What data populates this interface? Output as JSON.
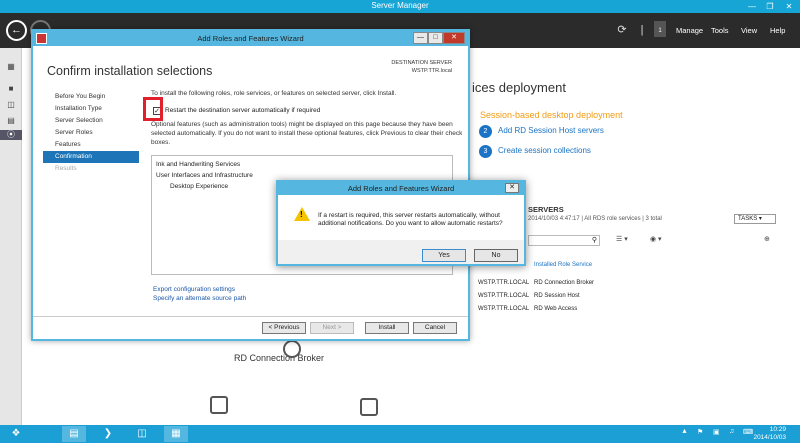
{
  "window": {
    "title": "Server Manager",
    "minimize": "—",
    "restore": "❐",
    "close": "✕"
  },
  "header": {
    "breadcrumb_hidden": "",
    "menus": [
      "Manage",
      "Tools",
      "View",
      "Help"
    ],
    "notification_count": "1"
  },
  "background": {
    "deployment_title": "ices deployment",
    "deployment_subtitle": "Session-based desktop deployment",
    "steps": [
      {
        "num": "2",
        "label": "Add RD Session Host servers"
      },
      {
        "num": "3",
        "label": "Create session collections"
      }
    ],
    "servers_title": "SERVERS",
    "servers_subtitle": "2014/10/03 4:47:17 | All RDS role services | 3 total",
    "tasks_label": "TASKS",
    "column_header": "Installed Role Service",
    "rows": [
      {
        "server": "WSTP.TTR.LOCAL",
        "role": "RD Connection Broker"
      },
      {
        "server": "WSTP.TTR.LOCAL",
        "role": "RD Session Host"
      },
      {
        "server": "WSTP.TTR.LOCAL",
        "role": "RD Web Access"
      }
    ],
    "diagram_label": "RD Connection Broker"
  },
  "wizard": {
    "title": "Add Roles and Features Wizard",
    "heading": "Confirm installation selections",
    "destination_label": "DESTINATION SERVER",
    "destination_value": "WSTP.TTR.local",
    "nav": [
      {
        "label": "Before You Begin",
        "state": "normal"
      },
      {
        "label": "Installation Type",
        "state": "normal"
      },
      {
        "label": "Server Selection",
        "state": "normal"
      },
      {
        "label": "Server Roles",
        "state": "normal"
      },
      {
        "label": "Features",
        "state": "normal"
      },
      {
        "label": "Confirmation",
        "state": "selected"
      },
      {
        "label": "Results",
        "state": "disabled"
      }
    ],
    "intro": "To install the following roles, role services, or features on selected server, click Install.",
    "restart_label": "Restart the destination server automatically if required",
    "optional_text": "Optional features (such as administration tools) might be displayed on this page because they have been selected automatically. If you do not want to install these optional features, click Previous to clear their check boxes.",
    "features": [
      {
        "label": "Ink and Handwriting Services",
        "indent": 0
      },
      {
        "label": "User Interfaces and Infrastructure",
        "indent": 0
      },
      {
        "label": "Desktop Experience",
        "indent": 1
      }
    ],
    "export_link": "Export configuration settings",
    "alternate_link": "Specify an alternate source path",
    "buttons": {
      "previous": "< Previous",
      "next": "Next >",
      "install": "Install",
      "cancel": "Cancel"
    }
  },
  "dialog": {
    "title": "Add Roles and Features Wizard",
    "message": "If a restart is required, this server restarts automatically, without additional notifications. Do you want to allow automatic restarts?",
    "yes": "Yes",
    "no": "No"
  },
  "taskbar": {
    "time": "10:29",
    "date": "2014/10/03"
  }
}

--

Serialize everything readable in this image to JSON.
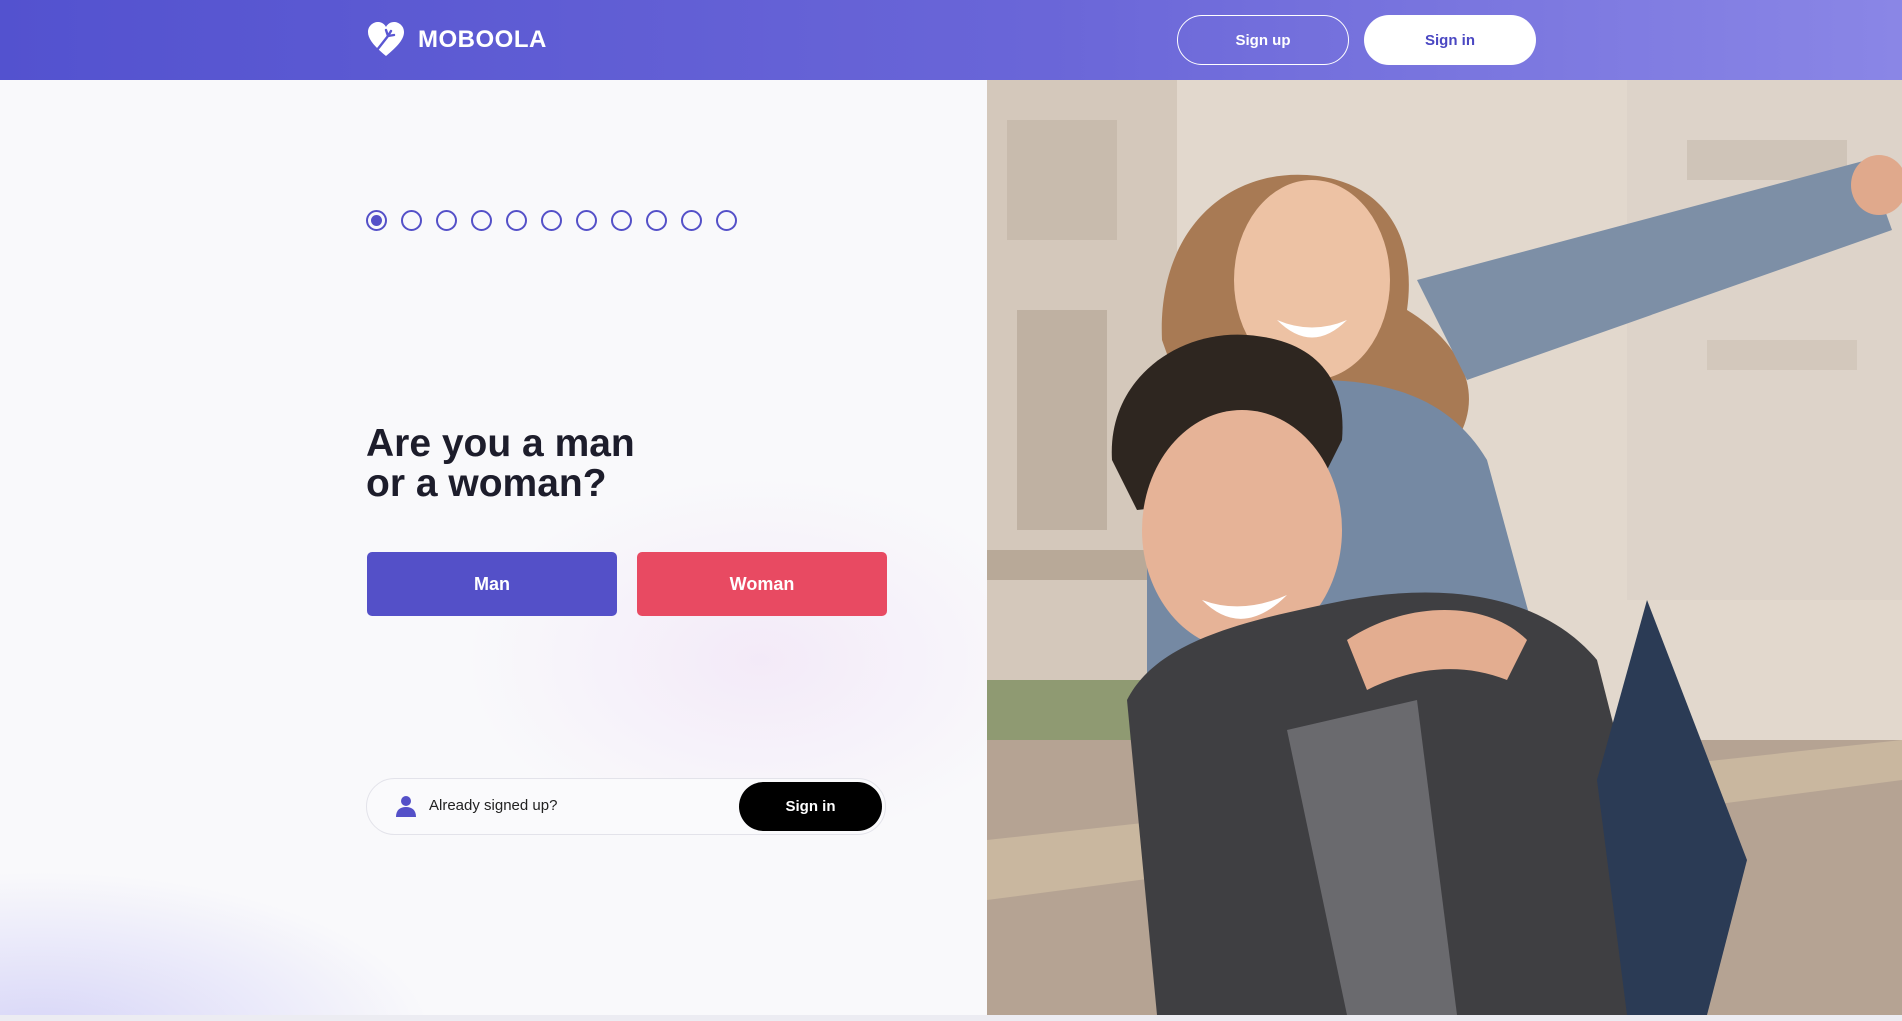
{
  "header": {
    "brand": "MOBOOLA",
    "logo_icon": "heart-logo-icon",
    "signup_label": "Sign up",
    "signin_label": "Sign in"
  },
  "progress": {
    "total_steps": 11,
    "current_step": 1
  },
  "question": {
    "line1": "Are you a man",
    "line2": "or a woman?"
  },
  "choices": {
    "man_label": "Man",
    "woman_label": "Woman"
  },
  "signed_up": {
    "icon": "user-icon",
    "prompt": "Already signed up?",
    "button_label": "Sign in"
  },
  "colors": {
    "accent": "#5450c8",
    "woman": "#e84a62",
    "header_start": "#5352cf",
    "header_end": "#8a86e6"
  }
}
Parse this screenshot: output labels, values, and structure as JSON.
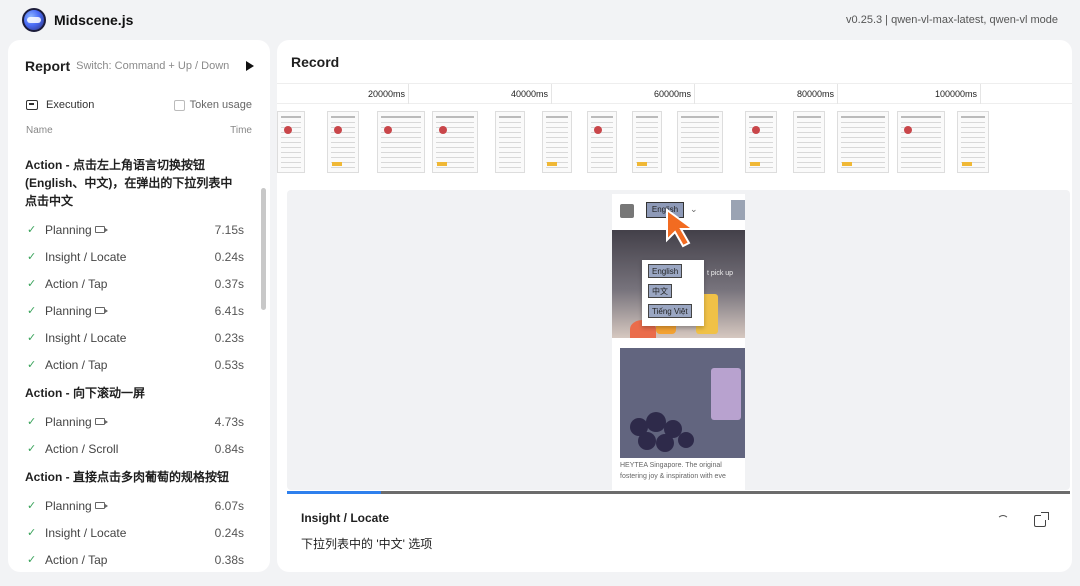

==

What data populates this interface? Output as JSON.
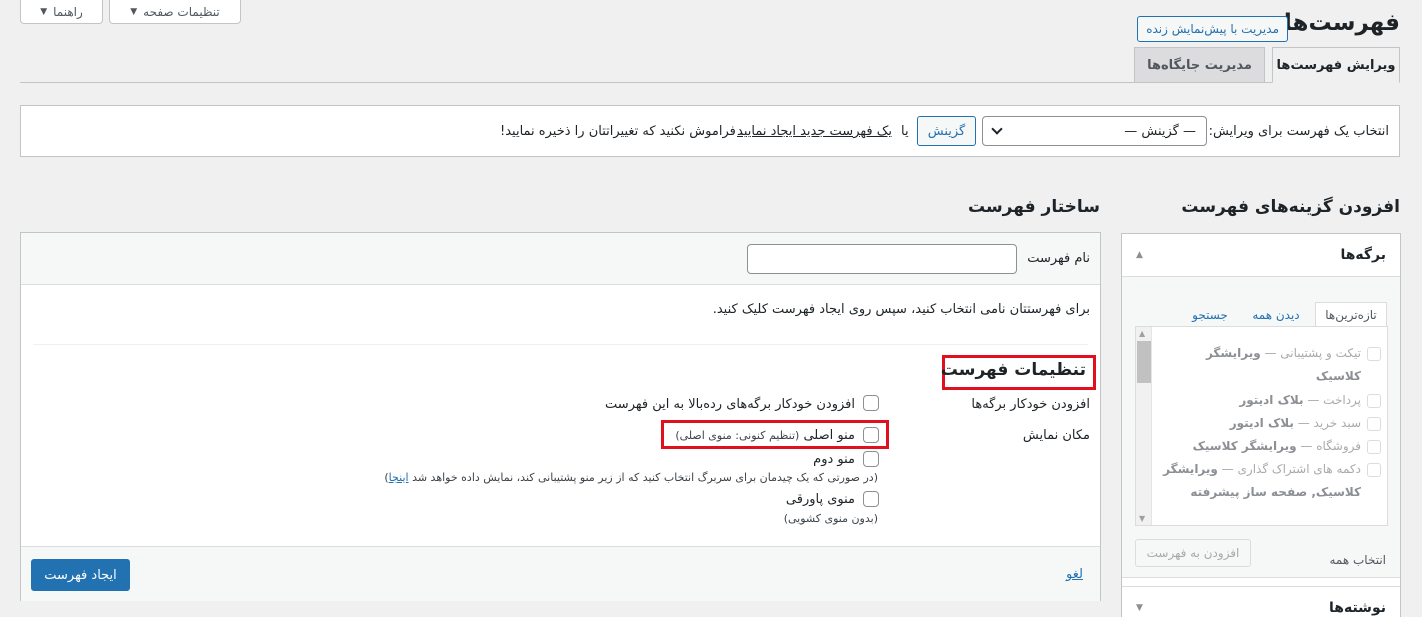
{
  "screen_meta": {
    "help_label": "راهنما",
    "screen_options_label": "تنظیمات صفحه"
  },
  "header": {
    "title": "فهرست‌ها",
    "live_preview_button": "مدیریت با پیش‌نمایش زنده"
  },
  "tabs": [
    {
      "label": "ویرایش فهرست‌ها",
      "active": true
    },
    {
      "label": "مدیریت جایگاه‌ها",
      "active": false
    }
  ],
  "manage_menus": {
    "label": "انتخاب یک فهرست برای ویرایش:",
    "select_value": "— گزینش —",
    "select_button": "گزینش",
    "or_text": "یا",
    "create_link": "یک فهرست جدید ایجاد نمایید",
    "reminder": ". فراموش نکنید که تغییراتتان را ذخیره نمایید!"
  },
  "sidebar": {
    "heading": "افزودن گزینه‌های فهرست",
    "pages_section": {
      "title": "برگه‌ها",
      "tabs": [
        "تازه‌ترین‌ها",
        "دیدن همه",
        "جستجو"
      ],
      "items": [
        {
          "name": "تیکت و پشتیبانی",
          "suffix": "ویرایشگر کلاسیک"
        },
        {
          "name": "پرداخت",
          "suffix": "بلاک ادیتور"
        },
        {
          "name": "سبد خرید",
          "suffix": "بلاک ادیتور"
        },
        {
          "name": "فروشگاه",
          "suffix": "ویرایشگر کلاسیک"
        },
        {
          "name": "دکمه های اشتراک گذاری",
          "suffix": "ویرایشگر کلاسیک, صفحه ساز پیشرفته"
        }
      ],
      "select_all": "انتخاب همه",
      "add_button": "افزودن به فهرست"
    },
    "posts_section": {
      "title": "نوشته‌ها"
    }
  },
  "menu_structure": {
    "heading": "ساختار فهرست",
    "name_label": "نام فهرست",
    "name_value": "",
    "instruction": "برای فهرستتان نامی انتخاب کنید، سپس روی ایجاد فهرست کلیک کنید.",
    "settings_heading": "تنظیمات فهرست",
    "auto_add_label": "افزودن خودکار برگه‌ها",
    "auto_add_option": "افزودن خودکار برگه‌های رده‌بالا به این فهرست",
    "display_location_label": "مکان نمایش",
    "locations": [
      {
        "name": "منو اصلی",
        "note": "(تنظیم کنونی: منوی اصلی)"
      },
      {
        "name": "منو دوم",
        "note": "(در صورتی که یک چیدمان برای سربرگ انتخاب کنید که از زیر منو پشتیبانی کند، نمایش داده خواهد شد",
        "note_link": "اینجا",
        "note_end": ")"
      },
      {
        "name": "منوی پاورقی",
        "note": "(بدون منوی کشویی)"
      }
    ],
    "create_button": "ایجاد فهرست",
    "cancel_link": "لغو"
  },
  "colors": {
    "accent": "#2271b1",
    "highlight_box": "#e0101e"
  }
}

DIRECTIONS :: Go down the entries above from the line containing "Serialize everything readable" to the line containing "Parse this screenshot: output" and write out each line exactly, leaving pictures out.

PROBLEM SOLUTION ::
Serialize everything readable in this image to JSON.
{
  "header": {
    "brand": "MOBOOLA",
    "logo_icon": "heart-logo-icon",
    "signup_label": "Sign up",
    "signin_label": "Sign in"
  },
  "progress": {
    "total_steps": 11,
    "current_step": 1
  },
  "question": {
    "line1": "Are you a man",
    "line2": "or a woman?"
  },
  "choices": {
    "man_label": "Man",
    "woman_label": "Woman"
  },
  "signed_up": {
    "icon": "user-icon",
    "prompt": "Already signed up?",
    "button_label": "Sign in"
  },
  "colors": {
    "accent": "#5450c8",
    "woman": "#e84a62",
    "header_start": "#5352cf",
    "header_end": "#8a86e6"
  }
}
Parse this screenshot: output labels, values, and structure as JSON.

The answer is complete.